From my weekly email to my parishioners:
At the time of writing you this morning, the US 2020 election has yet to be definitively called. Many of us are waiting on the final results with a mix of anxiety, hope, and determination, held in tension with prayer.
We are assured through our prayer that, no matter who might be in charge of our government, Jesus is Lord.
This is not a simple statement to make. Jesus was Lord even as his apostles were martyred, Jerusalem sacked, and while Rome burned. Jesus was Lord during the American Revolution, the American Civil War, the slave trade, the civil rights marches, and 9/11.
To say that Jesus is Lord is true throughout all ages and it does not determine that each moment of our history is aligned with his will. Jesus was Lord through two world wars, and the genocide of his people. Our Daily Office readings this week come from the Revelation, which wrestles colourfully with this division between the kingdom of heaven and our lived experience.

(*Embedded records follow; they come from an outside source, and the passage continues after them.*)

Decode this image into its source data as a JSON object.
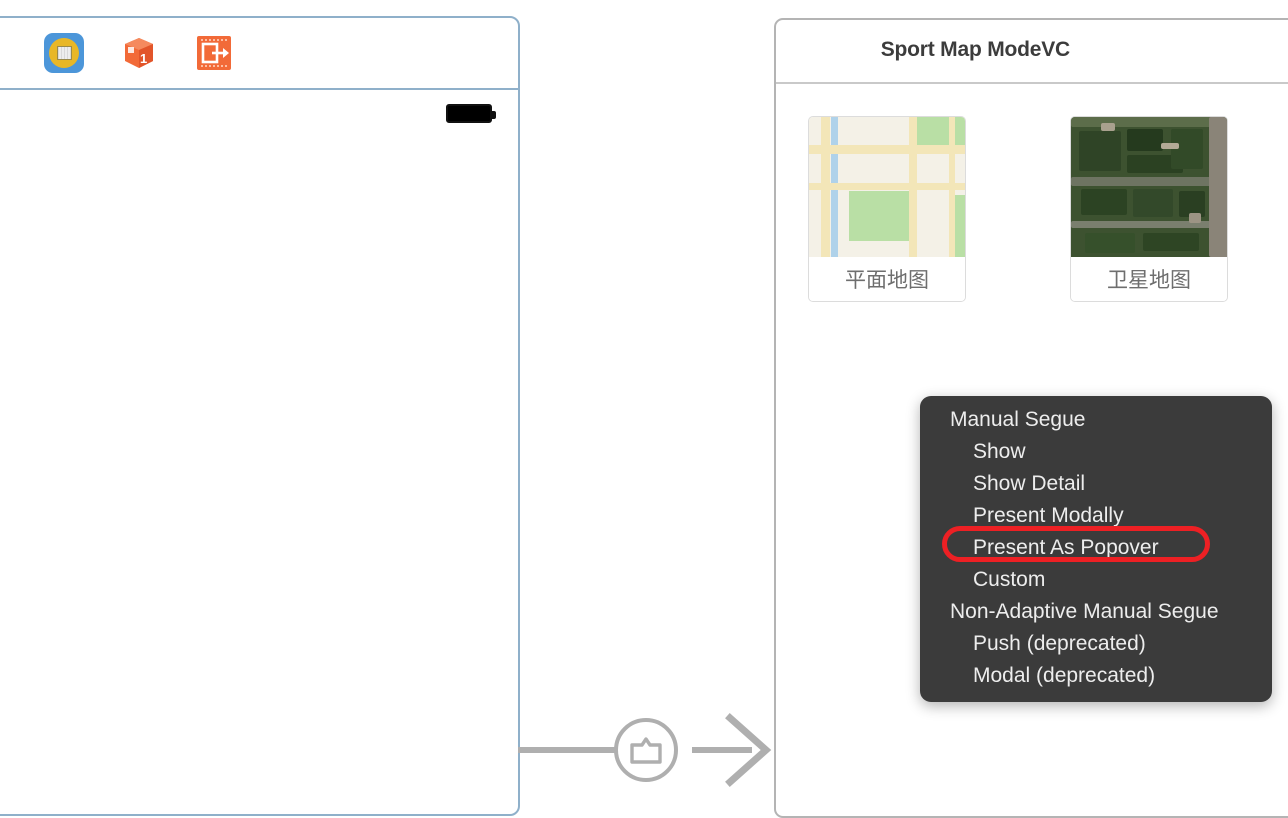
{
  "canvas": {
    "background_color": "#ffffff"
  },
  "left_scene": {
    "border_color": "#8FB0CA",
    "dock": {
      "icons": [
        {
          "name": "view-controller-icon",
          "label": "View Controller",
          "selected": true
        },
        {
          "name": "first-responder-icon",
          "label": "First Responder",
          "badge": "1"
        },
        {
          "name": "exit-icon",
          "label": "Exit"
        }
      ]
    },
    "status_bar": {
      "battery": {
        "name": "battery-icon",
        "level_label": "Battery"
      }
    }
  },
  "segue": {
    "name": "present-modally-segue",
    "badge": "present-modally-glyph",
    "stroke_color": "#AFAFAF"
  },
  "right_scene": {
    "border_color": "#B4B4B4",
    "nav_bar": {
      "title": "Sport Map ModeVC"
    },
    "map_cards": [
      {
        "id": "standard-map",
        "caption": "平面地图",
        "thumb": "standard-map-thumbnail"
      },
      {
        "id": "satellite-map",
        "caption": "卫星地图",
        "thumb": "satellite-map-thumbnail"
      }
    ]
  },
  "segue_menu": {
    "background_color": "#3B3B3B",
    "highlight_color": "#ED2024",
    "highlighted_item": "Present As Popover",
    "items": [
      {
        "label": "Manual Segue",
        "type": "group"
      },
      {
        "label": "Show",
        "type": "child"
      },
      {
        "label": "Show Detail",
        "type": "child"
      },
      {
        "label": "Present Modally",
        "type": "child"
      },
      {
        "label": "Present As Popover",
        "type": "child",
        "highlighted": true
      },
      {
        "label": "Custom",
        "type": "child"
      },
      {
        "label": "Non-Adaptive Manual Segue",
        "type": "group"
      },
      {
        "label": "Push (deprecated)",
        "type": "child"
      },
      {
        "label": "Modal (deprecated)",
        "type": "child"
      }
    ]
  }
}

Jesus is Lord and his name means Saviour. This is our hope, our comfort, our encouragement, and our challenge.
To proclaim that Jesus is Lord is to accept his marching orders: to bring good news to the poor, to heal the sick, free the captives, offer hope to the broken-hearted; to love mercy and to do justice, walking humbly with God; to seek and serve Christ in all persons, and respect the dignity of every human being.
However this election is decided, and however each of us is affected by the result, for better or for worse, personally and even profoundly, our work as Christians is determined by our allegiance to Christ.

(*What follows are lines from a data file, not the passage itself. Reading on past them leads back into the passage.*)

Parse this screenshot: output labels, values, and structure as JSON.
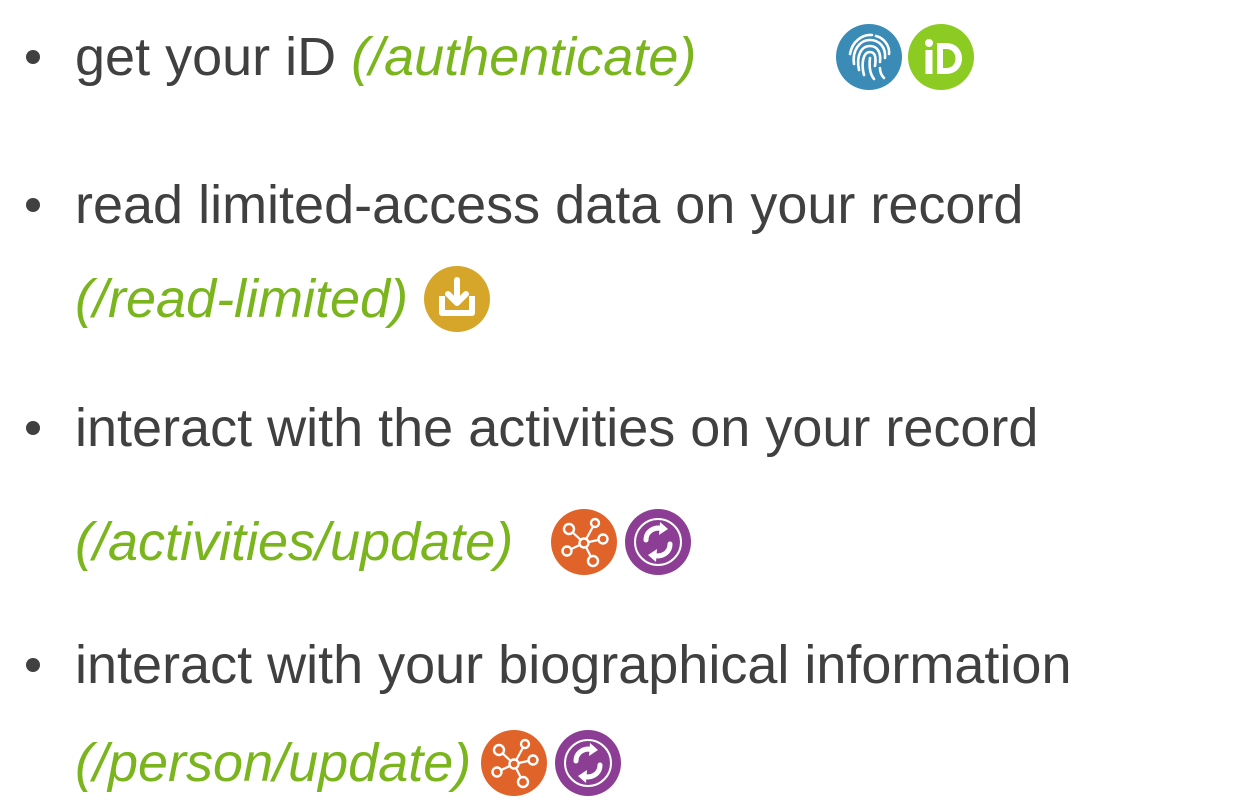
{
  "bullets": [
    {
      "text": "get your iD",
      "scope": "(/authenticate)",
      "icons": [
        "fingerprint-icon",
        "orcid-id-icon"
      ]
    },
    {
      "text": "read limited-access data on your record",
      "scope": "(/read-limited)",
      "icons": [
        "download-icon"
      ]
    },
    {
      "text": "interact with the activities on your record",
      "scope": "(/activities/update)",
      "icons": [
        "network-icon",
        "refresh-icon"
      ]
    },
    {
      "text": "interact with your biographical information",
      "scope": "(/person/update)",
      "icons": [
        "network-icon",
        "refresh-icon"
      ]
    }
  ],
  "colors": {
    "text": "#404040",
    "scope": "#7ab51d",
    "fingerprint": "#3b8bb7",
    "orcid": "#8ccc22",
    "download": "#d6a62a",
    "network": "#e0632a",
    "refresh": "#8b3e94"
  }
}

On Sunday I left you with a blessing from Henri-Frederic Amiel, and an addendum of my own. Amiel wrote:
“Life is short.
We don’t have much time to gladden the hearts of those who walk this way with us.
So, be swift to love and make haste to be kind.”
And I added:
“Life is eternal. Let us live as we mean to go on.”
Jesus is Lord. His name means Saviour. His mercy endures forever.